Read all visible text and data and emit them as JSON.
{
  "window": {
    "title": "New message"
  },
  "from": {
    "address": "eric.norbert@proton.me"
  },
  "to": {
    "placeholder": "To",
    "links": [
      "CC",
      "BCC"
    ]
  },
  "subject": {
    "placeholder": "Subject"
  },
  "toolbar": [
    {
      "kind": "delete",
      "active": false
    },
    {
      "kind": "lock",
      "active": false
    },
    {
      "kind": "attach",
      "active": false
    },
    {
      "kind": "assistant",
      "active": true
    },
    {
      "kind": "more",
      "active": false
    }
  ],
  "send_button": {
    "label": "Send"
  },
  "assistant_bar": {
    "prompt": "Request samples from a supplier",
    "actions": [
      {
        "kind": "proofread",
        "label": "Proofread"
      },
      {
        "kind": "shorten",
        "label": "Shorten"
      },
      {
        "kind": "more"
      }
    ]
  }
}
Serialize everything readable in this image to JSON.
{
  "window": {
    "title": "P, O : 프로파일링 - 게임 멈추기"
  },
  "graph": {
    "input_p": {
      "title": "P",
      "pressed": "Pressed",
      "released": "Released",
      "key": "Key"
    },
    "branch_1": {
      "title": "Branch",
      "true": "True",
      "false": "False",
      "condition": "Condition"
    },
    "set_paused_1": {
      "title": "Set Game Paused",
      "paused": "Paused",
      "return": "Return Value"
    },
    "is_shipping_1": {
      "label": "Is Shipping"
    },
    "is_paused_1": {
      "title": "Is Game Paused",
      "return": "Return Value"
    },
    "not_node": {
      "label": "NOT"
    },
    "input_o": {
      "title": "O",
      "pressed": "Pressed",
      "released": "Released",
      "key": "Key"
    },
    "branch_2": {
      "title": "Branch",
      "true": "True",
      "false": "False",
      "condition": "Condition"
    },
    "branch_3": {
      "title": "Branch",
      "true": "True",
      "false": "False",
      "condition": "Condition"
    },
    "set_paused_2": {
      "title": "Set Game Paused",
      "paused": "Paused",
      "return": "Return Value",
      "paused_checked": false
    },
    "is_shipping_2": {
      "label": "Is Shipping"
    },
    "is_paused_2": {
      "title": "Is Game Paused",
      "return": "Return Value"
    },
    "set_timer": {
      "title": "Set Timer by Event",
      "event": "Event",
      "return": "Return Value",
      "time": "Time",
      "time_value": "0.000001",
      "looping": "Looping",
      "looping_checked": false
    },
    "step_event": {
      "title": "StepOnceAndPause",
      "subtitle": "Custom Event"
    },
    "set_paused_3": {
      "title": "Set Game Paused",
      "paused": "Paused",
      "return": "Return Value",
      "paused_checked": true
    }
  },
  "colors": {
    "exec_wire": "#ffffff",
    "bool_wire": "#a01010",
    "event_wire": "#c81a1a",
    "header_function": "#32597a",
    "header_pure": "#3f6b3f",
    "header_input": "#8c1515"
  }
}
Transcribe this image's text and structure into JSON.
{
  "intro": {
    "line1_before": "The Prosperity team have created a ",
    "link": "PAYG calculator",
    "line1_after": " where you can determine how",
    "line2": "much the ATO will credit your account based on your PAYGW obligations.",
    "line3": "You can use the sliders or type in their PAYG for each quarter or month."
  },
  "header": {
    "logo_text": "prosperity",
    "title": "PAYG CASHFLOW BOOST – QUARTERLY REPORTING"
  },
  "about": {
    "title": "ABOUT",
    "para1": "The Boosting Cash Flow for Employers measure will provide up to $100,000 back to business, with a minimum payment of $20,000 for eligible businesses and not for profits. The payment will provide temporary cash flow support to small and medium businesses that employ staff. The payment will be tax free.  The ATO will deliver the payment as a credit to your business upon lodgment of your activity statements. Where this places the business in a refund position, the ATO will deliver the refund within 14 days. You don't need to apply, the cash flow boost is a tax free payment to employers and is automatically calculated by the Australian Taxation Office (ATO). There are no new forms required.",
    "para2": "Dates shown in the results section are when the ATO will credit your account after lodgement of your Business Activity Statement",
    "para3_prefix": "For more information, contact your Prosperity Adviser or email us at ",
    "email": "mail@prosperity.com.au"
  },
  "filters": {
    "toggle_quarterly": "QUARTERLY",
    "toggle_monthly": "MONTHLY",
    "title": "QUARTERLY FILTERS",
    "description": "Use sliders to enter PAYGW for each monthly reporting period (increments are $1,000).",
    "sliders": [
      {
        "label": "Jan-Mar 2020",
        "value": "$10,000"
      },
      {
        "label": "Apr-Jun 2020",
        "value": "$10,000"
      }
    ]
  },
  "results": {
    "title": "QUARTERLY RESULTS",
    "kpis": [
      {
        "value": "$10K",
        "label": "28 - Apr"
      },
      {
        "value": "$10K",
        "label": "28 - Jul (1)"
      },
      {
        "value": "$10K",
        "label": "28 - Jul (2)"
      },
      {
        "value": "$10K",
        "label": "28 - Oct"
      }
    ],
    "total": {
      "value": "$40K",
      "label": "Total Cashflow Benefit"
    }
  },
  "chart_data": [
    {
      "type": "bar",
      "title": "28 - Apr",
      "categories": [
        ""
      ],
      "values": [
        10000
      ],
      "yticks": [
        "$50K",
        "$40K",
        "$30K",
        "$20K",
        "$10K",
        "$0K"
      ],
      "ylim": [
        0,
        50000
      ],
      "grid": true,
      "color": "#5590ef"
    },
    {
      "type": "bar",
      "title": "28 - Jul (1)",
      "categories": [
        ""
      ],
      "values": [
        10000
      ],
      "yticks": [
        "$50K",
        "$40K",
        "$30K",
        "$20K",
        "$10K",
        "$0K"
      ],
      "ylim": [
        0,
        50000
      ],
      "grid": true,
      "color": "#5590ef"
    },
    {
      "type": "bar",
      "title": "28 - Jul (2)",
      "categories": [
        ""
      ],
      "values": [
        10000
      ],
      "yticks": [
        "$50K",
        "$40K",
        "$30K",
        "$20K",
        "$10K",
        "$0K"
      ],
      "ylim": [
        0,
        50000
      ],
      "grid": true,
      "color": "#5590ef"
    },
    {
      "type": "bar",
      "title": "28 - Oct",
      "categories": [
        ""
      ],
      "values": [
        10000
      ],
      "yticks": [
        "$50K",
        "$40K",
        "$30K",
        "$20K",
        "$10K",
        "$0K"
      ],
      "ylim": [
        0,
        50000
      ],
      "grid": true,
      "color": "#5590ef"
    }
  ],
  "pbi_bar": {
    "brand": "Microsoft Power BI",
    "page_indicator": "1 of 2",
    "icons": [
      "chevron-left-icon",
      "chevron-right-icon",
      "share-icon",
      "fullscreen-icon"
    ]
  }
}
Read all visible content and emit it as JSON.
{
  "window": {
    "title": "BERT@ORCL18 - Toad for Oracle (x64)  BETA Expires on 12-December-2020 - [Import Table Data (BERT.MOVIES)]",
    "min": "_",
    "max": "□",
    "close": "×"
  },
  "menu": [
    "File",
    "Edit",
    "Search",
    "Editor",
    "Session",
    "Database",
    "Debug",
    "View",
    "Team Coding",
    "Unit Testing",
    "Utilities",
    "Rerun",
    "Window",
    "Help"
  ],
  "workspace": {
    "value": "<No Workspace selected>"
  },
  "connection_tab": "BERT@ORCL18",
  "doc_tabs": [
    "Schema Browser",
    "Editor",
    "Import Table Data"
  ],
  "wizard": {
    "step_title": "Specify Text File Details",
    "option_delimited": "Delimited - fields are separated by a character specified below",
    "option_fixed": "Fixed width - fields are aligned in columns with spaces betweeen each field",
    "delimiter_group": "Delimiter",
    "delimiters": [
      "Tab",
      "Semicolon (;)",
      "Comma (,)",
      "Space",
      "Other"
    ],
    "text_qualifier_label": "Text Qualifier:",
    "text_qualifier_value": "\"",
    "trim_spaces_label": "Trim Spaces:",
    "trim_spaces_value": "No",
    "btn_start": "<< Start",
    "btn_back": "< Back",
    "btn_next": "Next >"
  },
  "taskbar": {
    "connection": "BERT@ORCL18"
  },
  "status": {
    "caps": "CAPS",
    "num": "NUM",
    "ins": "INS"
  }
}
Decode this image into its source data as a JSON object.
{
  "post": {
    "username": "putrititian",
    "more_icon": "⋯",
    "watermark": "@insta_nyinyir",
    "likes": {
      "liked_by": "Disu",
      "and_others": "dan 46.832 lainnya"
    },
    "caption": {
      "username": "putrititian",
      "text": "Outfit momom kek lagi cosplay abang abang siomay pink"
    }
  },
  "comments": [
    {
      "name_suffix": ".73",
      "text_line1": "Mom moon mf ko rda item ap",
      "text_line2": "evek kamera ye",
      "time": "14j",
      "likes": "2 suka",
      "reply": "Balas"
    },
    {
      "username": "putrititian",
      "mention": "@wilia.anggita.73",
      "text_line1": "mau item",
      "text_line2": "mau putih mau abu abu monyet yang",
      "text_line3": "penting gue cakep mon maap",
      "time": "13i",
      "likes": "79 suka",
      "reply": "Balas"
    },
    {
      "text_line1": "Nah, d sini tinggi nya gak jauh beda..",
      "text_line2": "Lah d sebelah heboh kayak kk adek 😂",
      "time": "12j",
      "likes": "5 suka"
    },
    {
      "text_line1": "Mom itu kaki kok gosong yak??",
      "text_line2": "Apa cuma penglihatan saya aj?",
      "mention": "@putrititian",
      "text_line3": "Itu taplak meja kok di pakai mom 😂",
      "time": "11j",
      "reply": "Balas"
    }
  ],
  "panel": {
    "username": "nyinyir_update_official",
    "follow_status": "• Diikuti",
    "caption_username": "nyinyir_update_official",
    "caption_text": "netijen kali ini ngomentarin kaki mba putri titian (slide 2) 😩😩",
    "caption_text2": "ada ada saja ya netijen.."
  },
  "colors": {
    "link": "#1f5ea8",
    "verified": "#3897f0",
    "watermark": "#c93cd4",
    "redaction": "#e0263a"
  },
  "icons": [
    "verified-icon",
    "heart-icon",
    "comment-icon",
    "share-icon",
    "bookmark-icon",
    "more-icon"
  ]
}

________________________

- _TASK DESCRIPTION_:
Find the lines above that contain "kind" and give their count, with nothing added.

- _TASK RESULT_:
8